Translator Angela Hirons tells us about her work with New Books in German
What is your professional background?
I’ve been working as a freelance German-English translator and proofreader for the past 17 years and have been involved in copy-editing for V&Q Books on several titles since August 2020. Previously I’ve also worked as an in-house copy editor at an advertising/PR company, taught German in an adult learning context, and worked as a home tutor in A-level/GCSE German.
My translating background is primarily in clinical research and pharmaceuticals, while my academic background is in German literature/literary translation (MA in The Poetry of Sarah Kirsch, University of Liverpool, 2000; and MA in Translating, University of Salford, 2003) – it took me a while to align my translating interests with my work! After copy-editing the English translation of a German non-fiction book on synaesthesia in 2009, and later translating a book about the painters’ colonies on the Baltic Sea coast in 2016, I felt more certain that literary translation was an area I wanted to move into.
Taking part in the University of Warwick’s ‘Warwick Translates’ summer school in 2019 really set me on the road to learning more about the realities of literary translation and publishing. It also allowed me to meet literary translator and publisher, Katy Derbyshire, whose help, as well as willingness to raise up emerging literary translators has been invaluable.
How did you first hear about New Books in German?
I heard about NBG through Twitter. I thought the internship would be a good opportunity to ‘meet’ fellow emerging literary translators and improve my sense of connectedness in the world of literary translation.
What have you enjoyed most about your internship with New Books in German?
I enjoyed having the opportunity to sit on the NBG jury and experience your book selection process, first-hand. I also enjoyed writing the book report on Terézia Mora’s literary memoir ‘Fleckenverlauf’, which I liked a lot despite my reservations about its potential appeal to a wider English-speaking audience.
Through the NBG research project, I’ve had the pleasure of communicating with literary translator and poet, Abigail Wender, on aspects of Iris Hanika’s ‘The Bureau of Past Management’ (V&Q Books, October 2021, translated by Abby and copy-edited by me). Her responses to my interview questions will be published on the NBG site soon.
What have you learned during the internship?
I’ve learned more about the world of publishing and literary translation and can appreciate the hard work NBG puts into facilitating the jury process, particularly when a high volume of books is submitted (as was the case this summer). When it comes to making the final recommendations for publication, I can see the importance of seeking several expert opinions and carefully weighing up market criteria, etc.
Do you have a favourite from the books the jury selected and why?
Who are your favourite German-language authors?
I’ve read a lot of Sarah Kirsch and would highly rate her writing. I tend to like the German Romantic writers and anything leaning towards the introspective, fairy tale-esque or existential. Thomas Bernhard and Kafka spring to mind.

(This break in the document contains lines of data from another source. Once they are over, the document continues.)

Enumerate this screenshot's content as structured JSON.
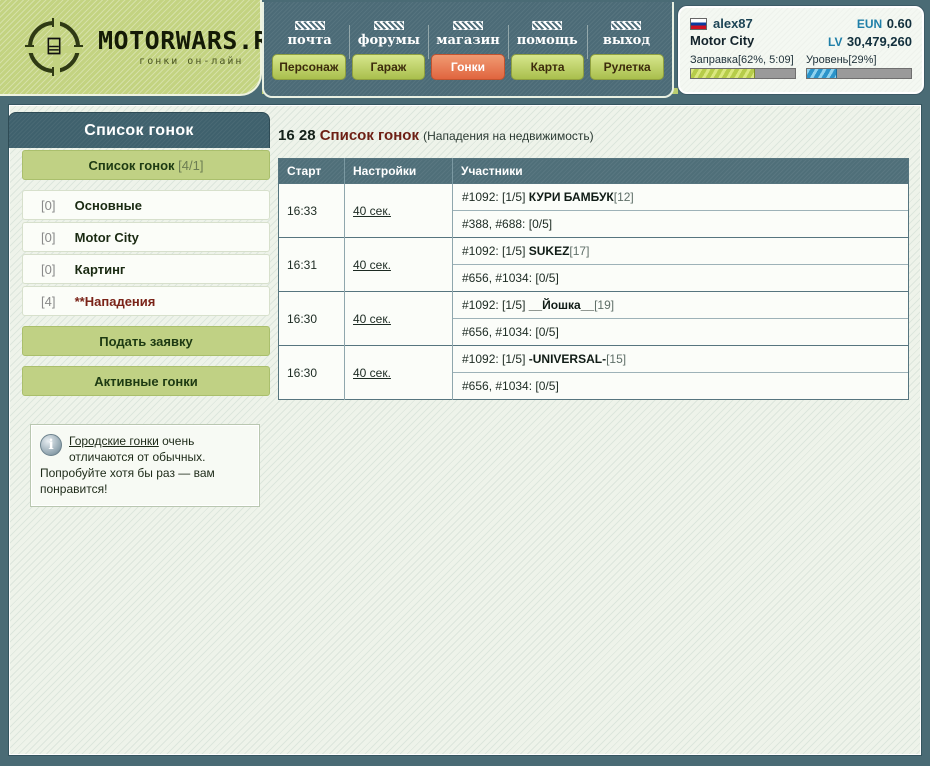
{
  "brand": {
    "title": "MOTORWARS.RU",
    "subtitle": "гонки он-лайн",
    "logo_icon": "crosshair-logo-icon",
    "glyph": "⌸"
  },
  "nav": {
    "top_links": [
      {
        "label": "почта",
        "icon": "checkered-flag-icon"
      },
      {
        "label": "форумы",
        "icon": "checkered-flag-icon"
      },
      {
        "label": "магазин",
        "icon": "checkered-flag-icon"
      },
      {
        "label": "помощь",
        "icon": "checkered-flag-icon"
      },
      {
        "label": "выход",
        "icon": "checkered-flag-icon"
      }
    ],
    "tabs": [
      {
        "label": "Персонаж",
        "active": false
      },
      {
        "label": "Гараж",
        "active": false
      },
      {
        "label": "Гонки",
        "active": true
      },
      {
        "label": "Карта",
        "active": false
      },
      {
        "label": "Рулетка",
        "active": false
      }
    ],
    "active_color": "#e0653f",
    "tab_color": "#c0d184"
  },
  "user": {
    "flag": "ru-flag-icon",
    "name": "alex87",
    "city": "Motor City",
    "currency_eun_label": "EUN",
    "currency_eun_value": "0.60",
    "currency_lv_label": "LV",
    "currency_lv_value": "30,479,260",
    "fuel_label": "Заправка[62%, 5:09]",
    "fuel_percent": 62,
    "level_label": "Уровень[29%]",
    "level_percent": 29
  },
  "sidebar": {
    "header": "Список гонок",
    "list_button": {
      "label": "Список гонок",
      "count": "[4/1]"
    },
    "items": [
      {
        "count": "[0]",
        "label": "Основные",
        "attack": false
      },
      {
        "count": "[0]",
        "label": "Motor City",
        "attack": false
      },
      {
        "count": "[0]",
        "label": "Картинг",
        "attack": false
      },
      {
        "count": "[4]",
        "label": "**Нападения",
        "attack": true
      }
    ],
    "apply_button": "Подать заявку",
    "active_button": "Активные гонки",
    "info": {
      "icon": "info-icon",
      "link": "Городские гонки",
      "text_rest": " очень отличаются от обычных. Попробуйте хотя бы раз — вам понравится!"
    }
  },
  "main": {
    "title_numbers": "16 28",
    "title": "Список гонок",
    "title_sub": "(Нападения на недвижимость)",
    "table": {
      "columns": [
        "Старт",
        "Настройки",
        "Участники"
      ],
      "rows": [
        {
          "start": "16:33",
          "settings": "40 сек.",
          "participants": [
            {
              "id": "#1092:",
              "slot": "[1/5]",
              "name": "КУРИ БАМБУК",
              "level": "[12]"
            },
            {
              "id": "#388, #688:",
              "slot": "[0/5]",
              "name": "",
              "level": ""
            }
          ]
        },
        {
          "start": "16:31",
          "settings": "40 сек.",
          "participants": [
            {
              "id": "#1092:",
              "slot": "[1/5]",
              "name": "SUKEZ",
              "level": "[17]"
            },
            {
              "id": "#656, #1034:",
              "slot": "[0/5]",
              "name": "",
              "level": ""
            }
          ]
        },
        {
          "start": "16:30",
          "settings": "40 сек.",
          "participants": [
            {
              "id": "#1092:",
              "slot": "[1/5]",
              "name": "__Йошка__",
              "level": "[19]"
            },
            {
              "id": "#656, #1034:",
              "slot": "[0/5]",
              "name": "",
              "level": ""
            }
          ]
        },
        {
          "start": "16:30",
          "settings": "40 сек.",
          "participants": [
            {
              "id": "#1092:",
              "slot": "[1/5]",
              "name": "-UNIVERSAL-",
              "level": "[15]"
            },
            {
              "id": "#656, #1034:",
              "slot": "[0/5]",
              "name": "",
              "level": ""
            }
          ]
        }
      ]
    }
  }
}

I also gravitate towards female authors, or books that deal with a woman’s take on things – Theodor Fontane’s ‘Effi Briest’, for example, or Irmgard Keun’s ‘Nach Mitternacht’.
Which book would you most like to translate?
Really anything that speaks to me or appeals directly – Sarah Kirsch, the current Helga Schubert book I’m reading… But beggars can’t be choosers! I’ll just concentrate on submitting small things to literary magazines for now and then take it from there.
Thanks Angela for all you contributed during your time with New Books in German! We enjoyed working with you and wish you all the best.
Read interviews with other former interns.
Read more about what a New Books in German internship involves.